Anyway, I am back because I am working on a very special post. But in the meantime, I present the post that I was working on before being interrupted by life itself:

Back in May, I took my annual trip to Cleveland. On our first night there R. and I checked out The Greenhouse Tavern on East Fourth Street Downtown. The contemporary American gastropub—whose chef-owner Jonathon Sawyer is the reigning 2015 James Beard Award for Best Chef (Great Lakes)—is a place about which I had heard high raves and have wanted to try for a long time, so I was very excited to have finally had the opportunity.

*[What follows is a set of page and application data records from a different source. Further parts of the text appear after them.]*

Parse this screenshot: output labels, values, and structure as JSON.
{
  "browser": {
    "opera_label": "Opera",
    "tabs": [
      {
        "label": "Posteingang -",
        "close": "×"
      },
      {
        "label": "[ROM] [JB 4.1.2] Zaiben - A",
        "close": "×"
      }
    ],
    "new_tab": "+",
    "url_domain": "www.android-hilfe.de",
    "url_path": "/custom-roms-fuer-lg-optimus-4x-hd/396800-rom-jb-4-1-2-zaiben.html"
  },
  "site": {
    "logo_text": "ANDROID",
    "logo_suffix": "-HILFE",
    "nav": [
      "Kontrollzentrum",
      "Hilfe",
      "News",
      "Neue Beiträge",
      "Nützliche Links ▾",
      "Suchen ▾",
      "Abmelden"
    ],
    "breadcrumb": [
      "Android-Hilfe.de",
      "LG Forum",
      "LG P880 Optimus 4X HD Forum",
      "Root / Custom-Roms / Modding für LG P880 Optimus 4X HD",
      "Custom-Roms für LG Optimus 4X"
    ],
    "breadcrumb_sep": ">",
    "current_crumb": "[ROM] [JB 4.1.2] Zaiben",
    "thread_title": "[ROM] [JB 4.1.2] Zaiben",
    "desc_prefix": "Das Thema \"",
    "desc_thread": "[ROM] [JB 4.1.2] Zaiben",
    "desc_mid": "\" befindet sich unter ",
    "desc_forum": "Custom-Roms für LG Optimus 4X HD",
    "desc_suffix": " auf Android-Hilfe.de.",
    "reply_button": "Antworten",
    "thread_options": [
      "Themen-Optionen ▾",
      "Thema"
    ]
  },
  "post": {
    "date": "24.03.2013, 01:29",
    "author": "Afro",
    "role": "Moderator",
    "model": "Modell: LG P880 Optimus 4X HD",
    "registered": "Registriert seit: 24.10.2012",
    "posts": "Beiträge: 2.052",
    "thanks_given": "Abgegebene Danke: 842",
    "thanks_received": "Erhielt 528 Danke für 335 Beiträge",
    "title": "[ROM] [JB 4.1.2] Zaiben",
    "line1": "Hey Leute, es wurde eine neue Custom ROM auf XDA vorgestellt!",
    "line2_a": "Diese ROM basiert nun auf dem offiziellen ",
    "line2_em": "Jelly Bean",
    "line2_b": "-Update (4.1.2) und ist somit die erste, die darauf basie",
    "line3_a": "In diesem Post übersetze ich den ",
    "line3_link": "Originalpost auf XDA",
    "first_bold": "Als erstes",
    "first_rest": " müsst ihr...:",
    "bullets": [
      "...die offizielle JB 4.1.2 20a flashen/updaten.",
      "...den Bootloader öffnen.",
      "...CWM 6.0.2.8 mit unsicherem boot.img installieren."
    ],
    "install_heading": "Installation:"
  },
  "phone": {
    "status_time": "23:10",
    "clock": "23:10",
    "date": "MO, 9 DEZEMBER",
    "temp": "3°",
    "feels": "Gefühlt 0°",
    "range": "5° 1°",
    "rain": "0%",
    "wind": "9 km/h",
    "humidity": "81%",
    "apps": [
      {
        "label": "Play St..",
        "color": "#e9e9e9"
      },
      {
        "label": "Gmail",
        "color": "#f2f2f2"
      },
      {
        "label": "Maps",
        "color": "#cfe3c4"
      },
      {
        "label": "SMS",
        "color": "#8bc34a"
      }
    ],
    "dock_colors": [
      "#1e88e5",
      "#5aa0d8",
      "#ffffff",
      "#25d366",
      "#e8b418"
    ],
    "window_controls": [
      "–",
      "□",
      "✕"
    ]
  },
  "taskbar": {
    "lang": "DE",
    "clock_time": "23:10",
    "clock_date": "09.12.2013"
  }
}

The weather was nice on the day we visited so we opted for patio seating, but the restaurant interior, which is kept rather dim in the back corners, has an undeniably hipster vibe what with all the bicycles fixated on the walls. The creative menu, which focuses on organic, locally and sustainably sourced ingredients, aims to have something for everyone.

Although we were curious about the Roasted Pig Head and would have loved to try the Fred Flintstone Beef Short Rib, we were advised that these items were for 2-4 people to share (two if both have large appetites, so closer to four for us!) and would take 45 minutes to prepare (time we didn't have) so we will have to bring along some friends for that next time. Instead, I opted for the Seared Market Fish (walleye was the fish of the day, served with olives, potato confit, and brussels sprout), while R. ordered the Fried Brussels Sprout to share (maple aioli, lemon, fresh mint, raw red onion) and the Ohio Beef Burger (certified angus beef, raclette cheese, tomato, pickles). The staff also surprised us with two complimentary starters: Red Basket Farm Cabbage Salad (parsley root, fermented mustard, pumpkin confit, kale cirsp) and Chef's Garden Beet (poppyseed yogurt, radish). For full disclosure, R. had had a few drinks and blurted out that I am blogger. I suspect that is why we received the extra food, and as I don't like the idea of using my blogger status to get freebies, I made darn sure R. won't blow my cover again in the future! We didn't skip dessert, of course. Both the Ginger Coconut (with tapioca, fresh ginger sorbet, pudding, and sweet soy) and the Buttered Popcorn Pot de Creme (with caramel and sea salt) were exquisite. Definitely worth a repeat visit!

Seared Market Fish at Greenhouse Tavern (Cleveland)
Seared Market Fish

Fried Brussels Sprout at Greenhouse Tavern (Cleveland)
Fried Brussels Sprouts

Red Basket Farm Cabbage Salad at Greenhouse Tavern (Cleveland)
Red Basket Farm Cabbage Salad

Chef's Garden Beet at Greenhouse Tavern (Cleveland)
Chef's Garden Beet

Ginger Coconut at Greenhouse Tavern (Cleveland)
Ginger Coconut

Buttered Popcorn Pot de Creme at Greenhouse Tavern (Cleveland)
Buttered Popcorn Pot de Creme

Restaurant info:
2038 East Fourth Street, Cleveland, OH 44115
(216) 443-0511
Table reservation recommended